WHAT THE TASK REQUIRES - Show every line in the entries below where the word "icon" appears.

Interface dataset entries:
+ + + +
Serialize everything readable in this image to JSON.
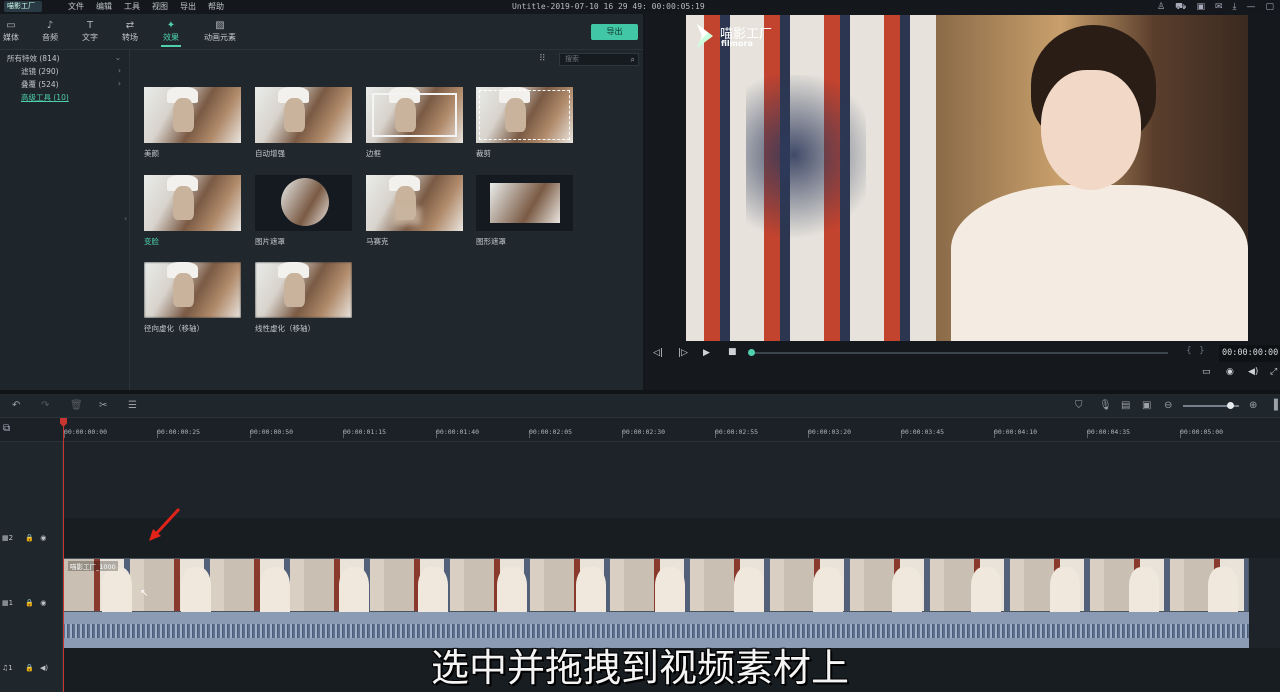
{
  "titlebar": {
    "logo": "喵影工厂",
    "menu": [
      "文件",
      "编辑",
      "工具",
      "视图",
      "导出",
      "帮助"
    ],
    "title": "Untitle-2019-07-10 16 29 49: 00:00:05:19"
  },
  "tabs": [
    {
      "label": "媒体",
      "icon": "folder-icon"
    },
    {
      "label": "音频",
      "icon": "music-note-icon"
    },
    {
      "label": "文字",
      "icon": "text-icon"
    },
    {
      "label": "转场",
      "icon": "transition-icon"
    },
    {
      "label": "效果",
      "icon": "effects-icon",
      "active": true
    },
    {
      "label": "动画元素",
      "icon": "image-icon"
    }
  ],
  "export_label": "导出",
  "sidebar": {
    "items": [
      {
        "label": "所有特效 (814)"
      },
      {
        "label": "滤镜 (290)"
      },
      {
        "label": "叠覆 (524)"
      },
      {
        "label": "高级工具 (10)"
      }
    ]
  },
  "search": {
    "placeholder": "搜索",
    "value": ""
  },
  "effects": [
    {
      "label": "美颜"
    },
    {
      "label": "自动增强"
    },
    {
      "label": "边框"
    },
    {
      "label": "裁剪"
    },
    {
      "label": "变脸"
    },
    {
      "label": "图片遮罩"
    },
    {
      "label": "马赛克"
    },
    {
      "label": "图形遮罩"
    },
    {
      "label": "径向虚化（移轴）"
    },
    {
      "label": "线性虚化（移轴）"
    }
  ],
  "preview": {
    "watermark_cn": "喵影工厂",
    "watermark_en": "filmora",
    "timecode": "00:00:00:00",
    "progress": 0
  },
  "ruler": [
    "00:00:00:00",
    "00:00:00:25",
    "00:00:00:50",
    "00:00:01:15",
    "00:00:01:40",
    "00:00:02:05",
    "00:00:02:30",
    "00:00:02:55",
    "00:00:03:20",
    "00:00:03:45",
    "00:00:04:10",
    "00:00:04:35",
    "00:00:05:00"
  ],
  "tracks": {
    "track2": "2",
    "track1": "1",
    "audio": "1",
    "clip_label": "喵影工厂_1000"
  },
  "subtitle": "选中并拖拽到视频素材上"
}
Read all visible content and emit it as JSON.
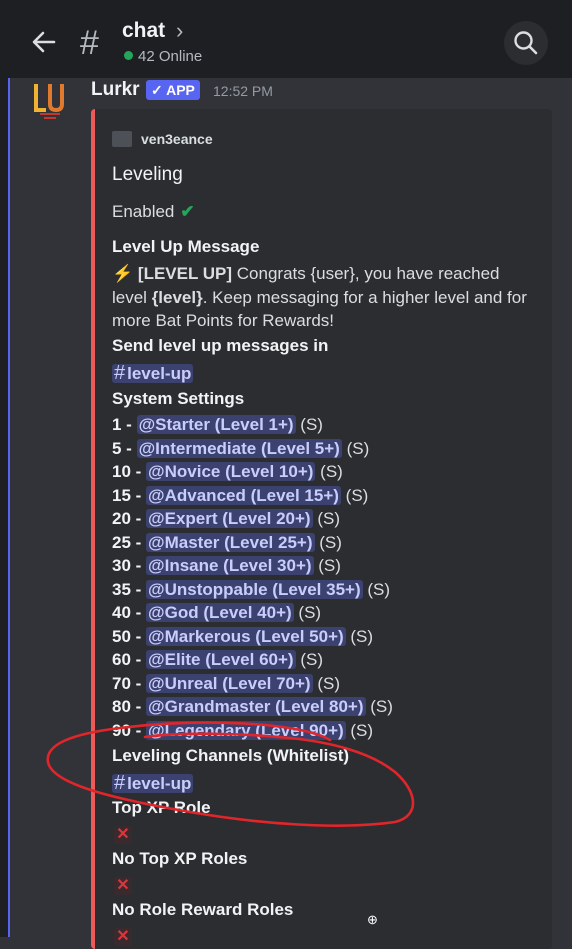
{
  "header": {
    "channel": "chat",
    "online": "42 Online"
  },
  "message": {
    "author": "Lurkr",
    "badge": "✓ APP",
    "time": "12:52 PM",
    "embed": {
      "author": "ven3eance",
      "title": "Leveling",
      "enabled": "Enabled",
      "levelup_name": "Level Up Message",
      "levelup_head": "[LEVEL UP]",
      "levelup_l1": " Congrats {user}, you have reached",
      "levelup_l2a": "level ",
      "levelup_l2b": "{level}",
      "levelup_l2c": ". Keep messaging for a higher level and for",
      "levelup_l3": "more Bat Points for Rewards!",
      "send_name": "Send level up messages in",
      "channel_pill": "level-up",
      "system_name": "System Settings",
      "roles": [
        {
          "level": "1 - ",
          "role": "@Starter (Level 1+)",
          "suffix": " (S)"
        },
        {
          "level": "5 - ",
          "role": "@Intermediate (Level 5+)",
          "suffix": " (S)"
        },
        {
          "level": "10 - ",
          "role": "@Novice (Level 10+)",
          "suffix": " (S)"
        },
        {
          "level": "15 - ",
          "role": "@Advanced (Level 15+)",
          "suffix": " (S)"
        },
        {
          "level": "20 - ",
          "role": "@Expert (Level 20+)",
          "suffix": " (S)"
        },
        {
          "level": "25 - ",
          "role": "@Master (Level 25+)",
          "suffix": " (S)"
        },
        {
          "level": "30 - ",
          "role": "@Insane (Level 30+)",
          "suffix": " (S)"
        },
        {
          "level": "35 - ",
          "role": "@Unstoppable (Level 35+)",
          "suffix": " (S)"
        },
        {
          "level": "40 - ",
          "role": "@God (Level 40+)",
          "suffix": " (S)"
        },
        {
          "level": "50 - ",
          "role": "@Markerous (Level 50+)",
          "suffix": " (S)"
        },
        {
          "level": "60 - ",
          "role": "@Elite (Level 60+)",
          "suffix": " (S)"
        },
        {
          "level": "70 - ",
          "role": "@Unreal (Level 70+)",
          "suffix": " (S)"
        },
        {
          "level": "80 - ",
          "role": "@Grandmaster (Level 80+)",
          "suffix": " (S)"
        },
        {
          "level": "90 - ",
          "role": "@Legendary (Level 90+)",
          "suffix": " (S)"
        }
      ],
      "whitelist_name": "Leveling Channels (Whitelist)",
      "whitelist_pill": "level-up",
      "topxp_name": "Top XP Role",
      "no_topxp_name": "No Top XP Roles",
      "no_reward_name": "No Role Reward Roles",
      "x_mark": "✕"
    }
  },
  "colors": {
    "embed_accent": "#ed5a5a",
    "annotation": "#e0262b",
    "mention_bg": "#3c4270"
  }
}
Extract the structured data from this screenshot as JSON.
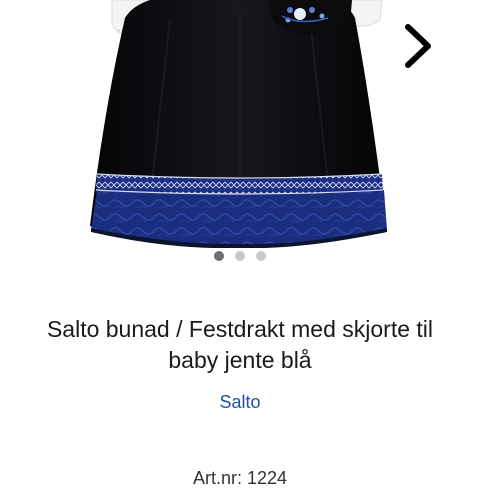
{
  "gallery": {
    "image_alt": "Salto bunad / Festdrakt med skjorte til baby jente blå",
    "dot_count": 3,
    "active_index": 0,
    "colors": {
      "skirt": "#0c0c10",
      "band": "#1b2e7e",
      "trim": "#2a3f95",
      "dot_active": "#6e6e6e",
      "dot_inactive": "#c8c8c8"
    }
  },
  "product": {
    "title_line1": "Salto bunad / Festdrakt med skjorte til",
    "title_line2": "baby jente blå",
    "brand": "Salto",
    "article": "Art.nr: 1224"
  }
}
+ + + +
REPLY -
      "icon": "folder-icon"
      "icon": "music-note-icon"
      "icon": "text-icon"
      "icon": "transition-icon"
      "icon": "effects-icon",
      "icon": "image-icon"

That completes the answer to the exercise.